A new, effective and fair resale market is sorely needed. For this marketplace to be most effective and, ultimately, trustworthy, the power must lie with the consumer. Blockchain can enable this transformative power shift.
Did you know that more than five million counterfeit tickets are sold every year?
The U.K. Metropolitan Police’s two year study of ticket fraud concluded that crime syndicates generated over £40m per year from counterfeit tickets. In the space of six months, Britons recorded losses of £1.6M from ticket fraud. Even if you’ve succumbed to the touts, decided to pay an exorbitant price for your tickets, sometimes even this isn’t enough. There are countless cases of customers being turned away at the door because their ticket isn’t genuine.
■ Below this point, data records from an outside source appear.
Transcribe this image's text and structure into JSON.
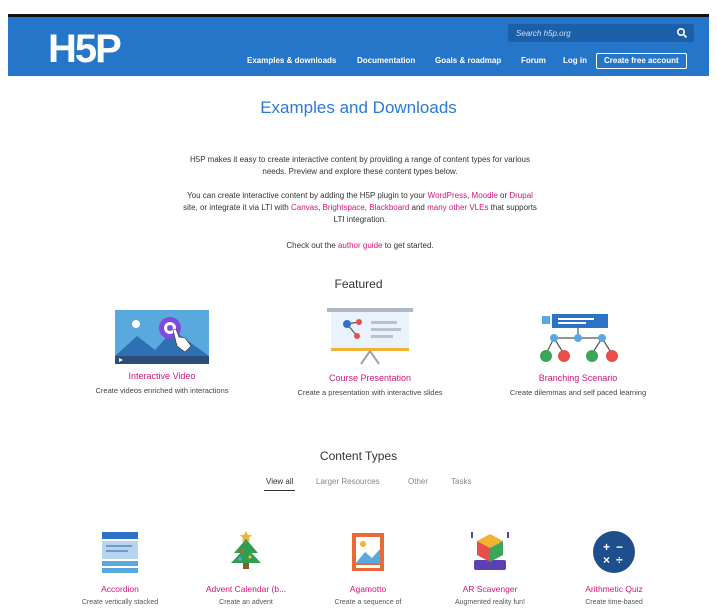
{
  "header": {
    "logo_text": "H5P",
    "search_placeholder": "Search h5p.org",
    "nav": [
      {
        "label": "Examples & downloads"
      },
      {
        "label": "Documentation"
      },
      {
        "label": "Goals & roadmap"
      },
      {
        "label": "Forum"
      },
      {
        "label": "Log in"
      },
      {
        "label": "Create free account"
      }
    ]
  },
  "page_title": "Examples and Downloads",
  "intro": {
    "p1": "H5P makes it easy to create interactive content by providing a range of content types for various needs. Preview and explore these content types below.",
    "p2": {
      "t1": "You can create interactive content by adding the H5P plugin to your ",
      "l1": "WordPress",
      "t2": ", ",
      "l2": "Moodle",
      "t3": " or ",
      "l3": "Drupal",
      "t4": " site, or integrate it via LTI with ",
      "l4": "Canvas",
      "t5": ", ",
      "l5": "Brightspace",
      "t6": ", ",
      "l6": "Blackboard",
      "t7": " and ",
      "l7": "many other VLEs",
      "t8": " that supports LTI integration."
    },
    "p3": {
      "t1": "Check out the ",
      "l1": "author guide",
      "t2": " to get started."
    }
  },
  "featured": {
    "heading": "Featured",
    "items": [
      {
        "name": "Interactive Video",
        "desc": "Create videos enriched with interactions"
      },
      {
        "name": "Course Presentation",
        "desc": "Create a presentation with interactive slides"
      },
      {
        "name": "Branching Scenario",
        "desc": "Create dilemmas and self paced learning"
      }
    ]
  },
  "content_types": {
    "heading": "Content Types",
    "tabs": [
      {
        "label": "View all",
        "active": true
      },
      {
        "label": "Larger Resources",
        "active": false
      },
      {
        "label": "Other",
        "active": false
      },
      {
        "label": "Tasks",
        "active": false
      }
    ],
    "items": [
      {
        "name": "Accordion",
        "desc": "Create vertically stacked",
        "icon": "accordion-icon"
      },
      {
        "name": "Advent Calendar (b...",
        "desc": "Create an advent",
        "icon": "christmas-tree-icon"
      },
      {
        "name": "Agamotto",
        "desc": "Create a sequence of",
        "icon": "image-sequence-icon"
      },
      {
        "name": "AR Scavenger",
        "desc": "Augmented reality fun!",
        "icon": "ar-cube-icon"
      },
      {
        "name": "Arithmetic Quiz",
        "desc": "Create time-based",
        "icon": "arithmetic-icon"
      }
    ]
  },
  "colors": {
    "brand_blue": "#2576c9",
    "link_magenta": "#d4147a",
    "title_blue": "#2a7ad5"
  }
}
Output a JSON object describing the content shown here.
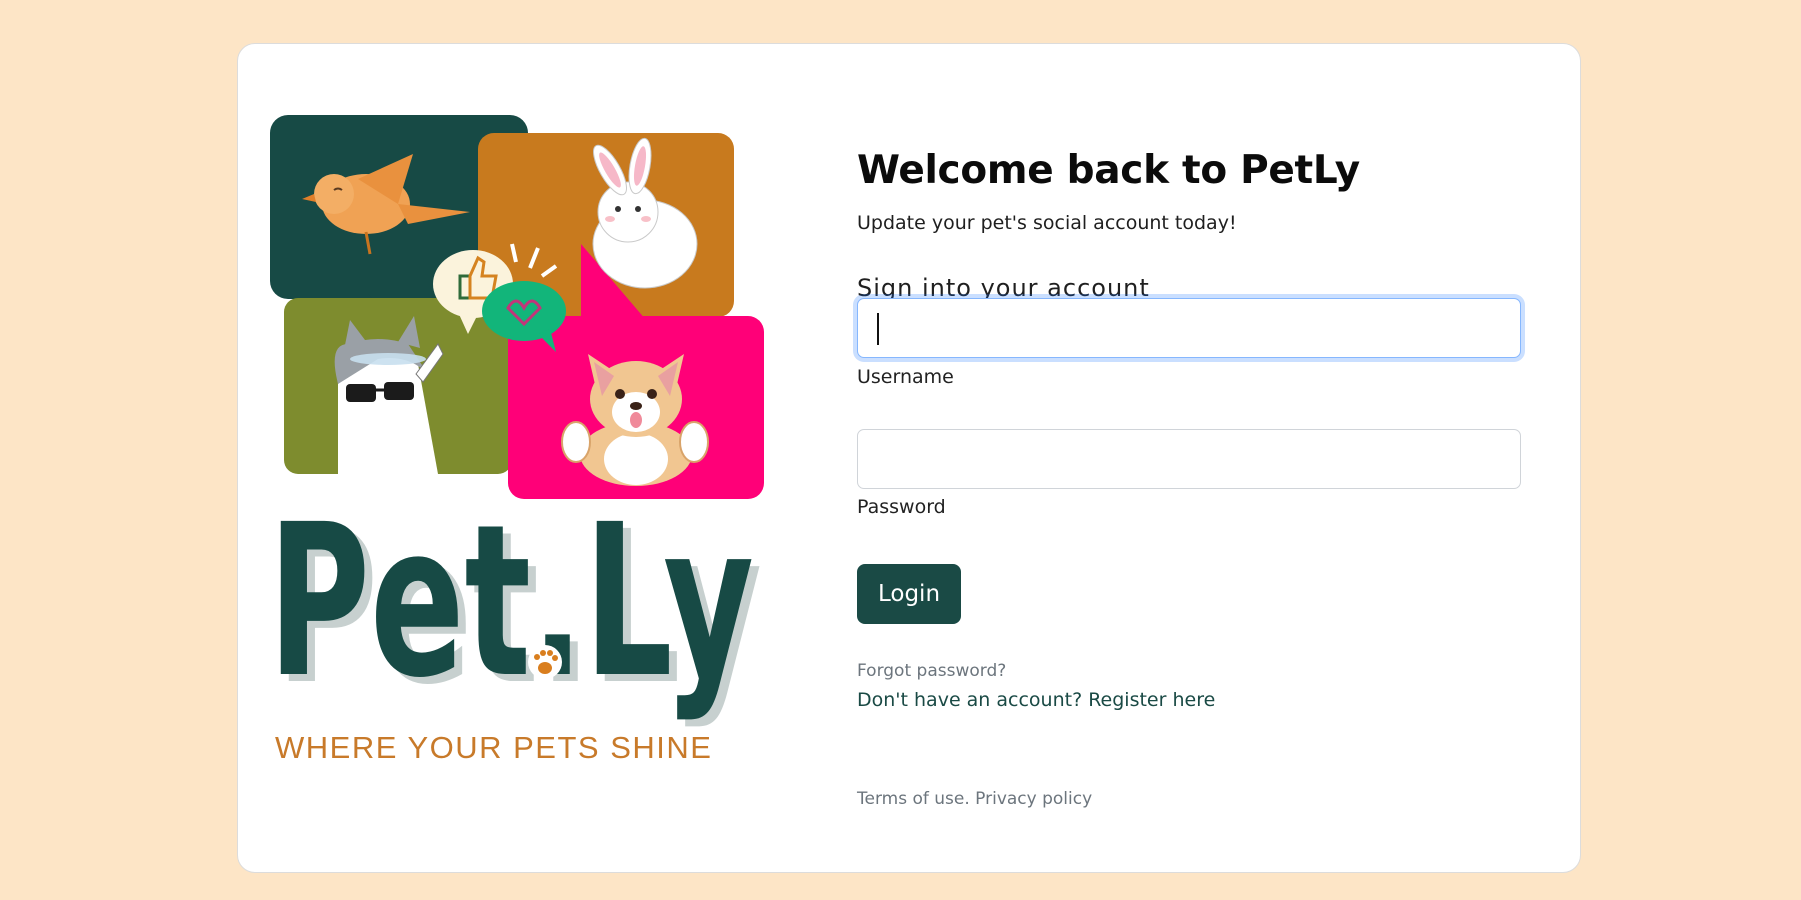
{
  "colors": {
    "page_background": "#fde5c6",
    "brand_dark_green": "#1a4a45",
    "bubble_orange": "#c87a1e",
    "bubble_olive": "#7e8c2e",
    "bubble_pink": "#ff0078",
    "tagline_orange": "#c87a2a",
    "focus_ring": "#86b7fe"
  },
  "logo": {
    "wordmark": "Pet.Ly",
    "tagline": "WHERE YOUR PETS SHINE",
    "illustrations": [
      "bird-icon",
      "rabbit-icon",
      "cat-with-sunglasses-icon",
      "corgi-icon",
      "thumbs-up-icon",
      "heart-bubble-icon",
      "paw-icon"
    ]
  },
  "header": {
    "title": "Welcome back to PetLy",
    "subtitle": "Update your pet's social account today!"
  },
  "form": {
    "heading": "Sign into your account",
    "username": {
      "label": "Username",
      "value": ""
    },
    "password": {
      "label": "Password",
      "value": ""
    },
    "login_label": "Login",
    "forgot_password": "Forgot password?",
    "register_link": "Don't have an account? Register here"
  },
  "footer": {
    "terms": "Terms of use.",
    "privacy": "Privacy policy"
  }
}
Or sometimes your ticket may not even arrive. Bad intentioned resellers will often bulk buy tickets, then proceed to list them on several secondary market platforms. They then ‘forget’ to de-list them once a purchase has been made. This results in counterfeit tickets being sold to unsuspecting customers. The industry is rife with fraud.
The only way to combat this is to apply direct ownership to the ticket and have the customer be in complete control at every step along the way. Power needs to lie with the many, not with the few. Blockchain technology is the catalyst for change in the ticketing industry.
We want a world where tickets are controlled by programmable code, and not by bad actors selfishly looking out for themselves. Concerts, sporting events, tourism, all of these sectors can be improved significantly. Fortunately, with the recent development of mobile and blockchain technology, the solution and path to success is clear. We can enable transparency, fair trade and the collapse of monopolistic power.
The world is about to witness a completely new and open standard for the next generation ticketing industry, and for the first time in history, consumers will have an alternative. An alternative that is fair for everyone involved